Aim of the exercise: When you reach the records below, output each one exactly.

Records from a data source:
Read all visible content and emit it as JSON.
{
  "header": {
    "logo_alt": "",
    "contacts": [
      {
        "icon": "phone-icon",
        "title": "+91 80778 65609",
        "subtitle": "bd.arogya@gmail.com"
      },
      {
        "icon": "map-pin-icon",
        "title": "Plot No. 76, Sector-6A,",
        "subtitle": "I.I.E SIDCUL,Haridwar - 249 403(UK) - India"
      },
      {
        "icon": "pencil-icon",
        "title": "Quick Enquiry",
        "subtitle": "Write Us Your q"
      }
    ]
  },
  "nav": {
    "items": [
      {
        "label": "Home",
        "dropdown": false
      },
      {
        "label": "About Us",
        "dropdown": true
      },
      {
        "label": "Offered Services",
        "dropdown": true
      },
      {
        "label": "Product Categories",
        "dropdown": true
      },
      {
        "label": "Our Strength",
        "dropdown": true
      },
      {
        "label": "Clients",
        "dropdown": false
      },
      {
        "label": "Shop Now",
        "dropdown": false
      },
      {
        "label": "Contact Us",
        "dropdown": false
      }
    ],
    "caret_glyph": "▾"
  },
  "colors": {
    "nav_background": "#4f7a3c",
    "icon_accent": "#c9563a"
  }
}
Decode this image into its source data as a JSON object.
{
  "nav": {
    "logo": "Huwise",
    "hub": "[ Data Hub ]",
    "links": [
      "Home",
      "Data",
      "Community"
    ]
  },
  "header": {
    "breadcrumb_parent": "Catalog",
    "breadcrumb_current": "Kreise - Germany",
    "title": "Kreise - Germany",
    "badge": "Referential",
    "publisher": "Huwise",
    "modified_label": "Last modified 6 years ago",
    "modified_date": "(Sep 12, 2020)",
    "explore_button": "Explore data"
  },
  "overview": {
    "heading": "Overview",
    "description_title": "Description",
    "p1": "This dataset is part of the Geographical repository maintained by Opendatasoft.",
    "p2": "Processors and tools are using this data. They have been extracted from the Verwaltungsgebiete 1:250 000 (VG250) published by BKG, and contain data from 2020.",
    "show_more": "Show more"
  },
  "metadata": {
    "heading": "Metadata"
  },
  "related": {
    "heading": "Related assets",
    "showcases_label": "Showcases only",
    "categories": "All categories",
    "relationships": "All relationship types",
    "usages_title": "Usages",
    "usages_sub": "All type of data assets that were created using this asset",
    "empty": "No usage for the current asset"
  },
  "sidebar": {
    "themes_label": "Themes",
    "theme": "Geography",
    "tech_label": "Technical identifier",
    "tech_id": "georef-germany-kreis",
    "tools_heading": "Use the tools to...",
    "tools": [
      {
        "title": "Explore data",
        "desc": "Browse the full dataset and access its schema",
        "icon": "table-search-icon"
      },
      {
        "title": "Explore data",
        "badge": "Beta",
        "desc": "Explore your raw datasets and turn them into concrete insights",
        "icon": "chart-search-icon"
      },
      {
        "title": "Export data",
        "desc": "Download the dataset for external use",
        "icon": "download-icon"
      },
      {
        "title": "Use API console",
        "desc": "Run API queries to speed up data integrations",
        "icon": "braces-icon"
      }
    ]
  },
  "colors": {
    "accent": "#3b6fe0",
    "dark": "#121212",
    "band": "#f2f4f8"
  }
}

Solution to the problem:
Read all visible content and emit it as JSON.
{
  "header": {
    "logo_alt": "",
    "contacts": [
      {
        "icon": "phone-icon",
        "title": "+91 80778 65609",
        "subtitle": "bd.arogya@gmail.com"
      },
      {
        "icon": "map-pin-icon",
        "title": "Plot No. 76, Sector-6A,",
        "subtitle": "I.I.E SIDCUL,Haridwar - 249 403(UK) - India"
      },
      {
        "icon": "pencil-icon",
        "title": "Quick Enquiry",
        "subtitle": "Write Us Your q"
      }
    ]
  },
  "nav": {
    "items": [
      {
        "label": "Home",
        "dropdown": false
      },
      {
        "label": "About Us",
        "dropdown": true
      },
      {
        "label": "Offered Services",
        "dropdown": true
      },
      {
        "label": "Product Categories",
        "dropdown": true
      },
      {
        "label": "Our Strength",
        "dropdown": true
      },
      {
        "label": "Clients",
        "dropdown": false
      },
      {
        "label": "Shop Now",
        "dropdown": false
      },
      {
        "label": "Contact Us",
        "dropdown": false
      }
    ],
    "caret_glyph": "▾"
  },
  "colors": {
    "nav_background": "#4f7a3c",
    "icon_accent": "#c9563a"
  }
}
Decode this image into its source data as a JSON object.
{
  "nav": {
    "logo": "Huwise",
    "hub": "[ Data Hub ]",
    "links": [
      "Home",
      "Data",
      "Community"
    ]
  },
  "header": {
    "breadcrumb_parent": "Catalog",
    "breadcrumb_current": "Kreise - Germany",
    "title": "Kreise - Germany",
    "badge": "Referential",
    "publisher": "Huwise",
    "modified_label": "Last modified 6 years ago",
    "modified_date": "(Sep 12, 2020)",
    "explore_button": "Explore data"
  },
  "overview": {
    "heading": "Overview",
    "description_title": "Description",
    "p1": "This dataset is part of the Geographical repository maintained by Opendatasoft.",
    "p2": "Processors and tools are using this data. They have been extracted from the Verwaltungsgebiete 1:250 000 (VG250) published by BKG, and contain data from 2020.",
    "show_more": "Show more"
  },
  "metadata": {
    "heading": "Metadata"
  },
  "related": {
    "heading": "Related assets",
    "showcases_label": "Showcases only",
    "categories": "All categories",
    "relationships": "All relationship types",
    "usages_title": "Usages",
    "usages_sub": "All type of data assets that were created using this asset",
    "empty": "No usage for the current asset"
  },
  "sidebar": {
    "themes_label": "Themes",
    "theme": "Geography",
    "tech_label": "Technical identifier",
    "tech_id": "georef-germany-kreis",
    "tools_heading": "Use the tools to...",
    "tools": [
      {
        "title": "Explore data",
        "desc": "Browse the full dataset and access its schema",
        "icon": "table-search-icon"
      },
      {
        "title": "Explore data",
        "badge": "Beta",
        "desc": "Explore your raw datasets and turn them into concrete insights",
        "icon": "chart-search-icon"
      },
      {
        "title": "Export data",
        "desc": "Download the dataset for external use",
        "icon": "download-icon"
      },
      {
        "title": "Use API console",
        "desc": "Run API queries to speed up data integrations",
        "icon": "braces-icon"
      }
    ]
  },
  "colors": {
    "accent": "#3b6fe0",
    "dark": "#121212",
    "band": "#f2f4f8"
  }
}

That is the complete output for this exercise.